● Your goal
Nothing but the lines holding the string "Location" should appear in the answer. Copy them from the entries.

● Record excerpts
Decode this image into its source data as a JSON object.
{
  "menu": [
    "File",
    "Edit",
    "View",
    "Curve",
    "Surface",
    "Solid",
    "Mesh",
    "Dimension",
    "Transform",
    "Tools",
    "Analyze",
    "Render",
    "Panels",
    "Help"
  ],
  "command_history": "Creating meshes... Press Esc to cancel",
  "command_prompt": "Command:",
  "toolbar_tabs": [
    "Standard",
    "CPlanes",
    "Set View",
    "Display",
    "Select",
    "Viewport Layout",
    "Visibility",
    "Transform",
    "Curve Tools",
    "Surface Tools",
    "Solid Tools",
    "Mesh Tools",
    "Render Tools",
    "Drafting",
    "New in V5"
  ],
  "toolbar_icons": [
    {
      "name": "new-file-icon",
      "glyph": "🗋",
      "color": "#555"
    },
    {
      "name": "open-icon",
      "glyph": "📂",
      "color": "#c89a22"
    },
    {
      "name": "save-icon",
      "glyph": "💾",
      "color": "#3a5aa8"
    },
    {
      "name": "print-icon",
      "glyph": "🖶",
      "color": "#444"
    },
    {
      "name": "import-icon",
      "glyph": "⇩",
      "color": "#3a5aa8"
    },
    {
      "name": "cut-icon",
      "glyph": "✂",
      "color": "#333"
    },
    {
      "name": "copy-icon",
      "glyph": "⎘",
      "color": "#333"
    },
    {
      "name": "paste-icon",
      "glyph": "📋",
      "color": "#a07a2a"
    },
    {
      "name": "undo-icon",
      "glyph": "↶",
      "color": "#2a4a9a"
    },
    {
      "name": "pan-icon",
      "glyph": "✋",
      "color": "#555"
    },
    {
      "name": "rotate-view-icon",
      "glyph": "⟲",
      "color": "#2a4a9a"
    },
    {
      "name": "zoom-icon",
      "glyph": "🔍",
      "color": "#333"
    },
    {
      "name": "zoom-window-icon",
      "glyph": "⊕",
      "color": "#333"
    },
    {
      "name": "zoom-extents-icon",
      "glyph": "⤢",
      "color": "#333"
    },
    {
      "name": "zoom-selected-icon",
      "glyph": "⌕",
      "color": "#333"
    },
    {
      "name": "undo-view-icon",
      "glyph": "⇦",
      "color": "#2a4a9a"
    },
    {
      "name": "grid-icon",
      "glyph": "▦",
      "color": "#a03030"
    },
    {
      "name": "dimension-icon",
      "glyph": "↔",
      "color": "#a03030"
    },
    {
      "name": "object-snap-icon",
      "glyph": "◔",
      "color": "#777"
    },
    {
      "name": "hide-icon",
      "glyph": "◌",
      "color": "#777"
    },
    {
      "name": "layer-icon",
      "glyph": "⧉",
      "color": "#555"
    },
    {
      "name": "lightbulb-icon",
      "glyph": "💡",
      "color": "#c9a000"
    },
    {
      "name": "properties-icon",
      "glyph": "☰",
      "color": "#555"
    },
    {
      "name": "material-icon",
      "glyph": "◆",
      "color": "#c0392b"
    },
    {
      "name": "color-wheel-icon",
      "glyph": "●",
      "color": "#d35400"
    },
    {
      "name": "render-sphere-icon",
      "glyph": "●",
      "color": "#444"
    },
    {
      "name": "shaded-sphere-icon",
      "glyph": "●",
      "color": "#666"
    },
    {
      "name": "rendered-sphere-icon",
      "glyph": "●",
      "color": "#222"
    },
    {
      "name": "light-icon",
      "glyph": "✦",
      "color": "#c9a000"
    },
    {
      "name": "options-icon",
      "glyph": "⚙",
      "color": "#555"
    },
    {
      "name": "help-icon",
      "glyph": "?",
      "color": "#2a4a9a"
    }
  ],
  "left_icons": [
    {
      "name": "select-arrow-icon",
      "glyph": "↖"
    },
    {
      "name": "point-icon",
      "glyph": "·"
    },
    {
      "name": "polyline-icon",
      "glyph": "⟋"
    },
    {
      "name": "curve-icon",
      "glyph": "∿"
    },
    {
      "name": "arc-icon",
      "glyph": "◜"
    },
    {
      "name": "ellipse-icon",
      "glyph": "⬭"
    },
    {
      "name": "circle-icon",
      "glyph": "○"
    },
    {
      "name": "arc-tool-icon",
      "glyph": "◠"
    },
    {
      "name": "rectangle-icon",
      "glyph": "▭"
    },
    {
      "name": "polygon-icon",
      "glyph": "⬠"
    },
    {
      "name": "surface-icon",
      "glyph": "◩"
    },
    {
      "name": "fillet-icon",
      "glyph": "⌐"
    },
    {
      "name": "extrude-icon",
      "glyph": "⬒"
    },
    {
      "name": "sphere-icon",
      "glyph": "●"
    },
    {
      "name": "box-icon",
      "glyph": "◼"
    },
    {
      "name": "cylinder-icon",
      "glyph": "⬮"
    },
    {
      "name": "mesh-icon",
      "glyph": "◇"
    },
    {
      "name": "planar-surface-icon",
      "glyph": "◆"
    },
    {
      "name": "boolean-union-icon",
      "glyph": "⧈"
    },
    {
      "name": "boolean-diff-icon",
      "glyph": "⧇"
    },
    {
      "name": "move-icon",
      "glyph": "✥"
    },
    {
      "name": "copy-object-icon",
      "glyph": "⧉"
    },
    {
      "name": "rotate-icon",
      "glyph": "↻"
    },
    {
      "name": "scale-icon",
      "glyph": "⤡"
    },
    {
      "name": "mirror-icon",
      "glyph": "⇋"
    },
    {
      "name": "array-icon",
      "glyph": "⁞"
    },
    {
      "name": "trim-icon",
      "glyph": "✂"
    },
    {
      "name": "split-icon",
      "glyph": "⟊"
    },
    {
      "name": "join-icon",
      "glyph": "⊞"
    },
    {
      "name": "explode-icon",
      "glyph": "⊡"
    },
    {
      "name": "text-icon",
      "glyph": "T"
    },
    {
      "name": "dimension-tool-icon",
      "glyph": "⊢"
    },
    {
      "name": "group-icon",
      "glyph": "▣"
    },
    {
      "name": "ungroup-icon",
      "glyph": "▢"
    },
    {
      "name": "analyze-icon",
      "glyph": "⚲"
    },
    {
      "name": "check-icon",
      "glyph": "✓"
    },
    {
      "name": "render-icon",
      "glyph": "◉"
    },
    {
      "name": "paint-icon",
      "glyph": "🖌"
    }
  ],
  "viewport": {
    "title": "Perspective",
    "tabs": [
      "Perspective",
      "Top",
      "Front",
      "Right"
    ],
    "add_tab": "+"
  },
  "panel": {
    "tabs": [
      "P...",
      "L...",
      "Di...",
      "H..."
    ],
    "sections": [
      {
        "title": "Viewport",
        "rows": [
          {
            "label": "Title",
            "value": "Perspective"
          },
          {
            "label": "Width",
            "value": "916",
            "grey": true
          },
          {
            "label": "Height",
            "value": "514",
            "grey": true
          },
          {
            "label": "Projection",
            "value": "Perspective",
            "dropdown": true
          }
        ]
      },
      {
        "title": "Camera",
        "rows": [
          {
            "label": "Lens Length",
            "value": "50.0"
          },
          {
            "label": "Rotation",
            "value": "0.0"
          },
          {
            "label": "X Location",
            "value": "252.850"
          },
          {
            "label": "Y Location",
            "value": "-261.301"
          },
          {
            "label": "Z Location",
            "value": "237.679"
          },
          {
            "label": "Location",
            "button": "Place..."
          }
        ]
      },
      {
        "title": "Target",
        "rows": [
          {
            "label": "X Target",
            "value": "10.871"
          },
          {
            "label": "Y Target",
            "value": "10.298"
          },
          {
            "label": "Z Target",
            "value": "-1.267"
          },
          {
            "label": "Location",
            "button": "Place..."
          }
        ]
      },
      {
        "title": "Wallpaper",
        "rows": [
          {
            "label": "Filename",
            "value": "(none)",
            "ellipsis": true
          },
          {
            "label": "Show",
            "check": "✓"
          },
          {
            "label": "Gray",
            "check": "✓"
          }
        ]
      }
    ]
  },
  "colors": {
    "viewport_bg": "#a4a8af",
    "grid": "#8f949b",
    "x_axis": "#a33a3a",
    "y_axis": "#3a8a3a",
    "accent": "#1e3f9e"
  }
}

● Response to this exercise
            "label": "X Location",
            "label": "Y Location",
            "label": "Z Location",
            "label": "Location",
            "label": "Location",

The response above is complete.